Not  only is the cause and effect pattern present, but the components of the CECC  pattern also emerge.  For  example,  in the description of the process section, the evidence,  or statements about how ego development relies on the ability  to choose and control for oneself,  is cited  according to Smith. However,  the writer’s commentary which follows these  statements interprets and summarizes this  evidence for the reader.

As an aside,  it might also be beneficial  to take  a closer look at the third section  of this  example  – the description of the solution. Although this  section  provides  commentary for the problem  in a broad  sense,  it also features its own separate claim  – evidence – commentary pattern. The  first sentence of that section  (The  solution to General  Computers’ problem  . . .) is the claim;  the second  sentence (The  telecommuting program would enable  employees  to . . .) is the evidence; and the third and  fourth sentences (This  method could facilitate . . . ) are the commentary. It’s interesting to note  that the CECC  pattern is so foundational that it can emerge even within the body of a paragraph that already  more broadly  conforms  to both  the CECC  pattern and  the problem-solution organization strategy.

Although this  handout discussed the problem-solution approach to paragraph organization, there  are many  other  methods you can use to organize  information within a specific paragraph. Additionally, while the information presented in this  handout is tailored toward  paragraph development, this  organizational strategies discussed can be applied  as overall organization strategies for research  papers  or can be used as organization strategies for paragraph blocks within a larger  paper.

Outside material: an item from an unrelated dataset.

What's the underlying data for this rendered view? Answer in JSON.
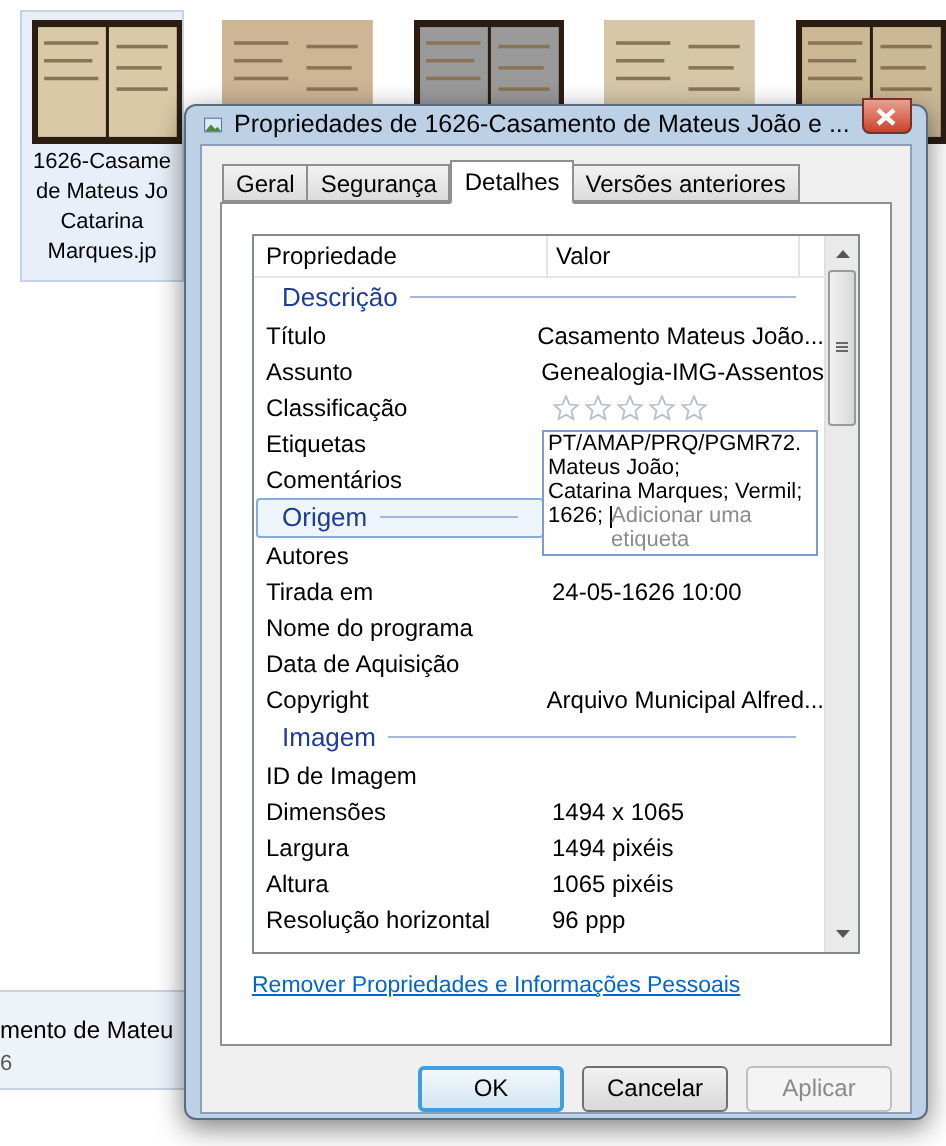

Copyright 2008 by the Academic  Center, the University of Houston-Victoria, and  Candice  Chovanec  Melzow. Created 2007 by Candice  Chovanec  Melzow.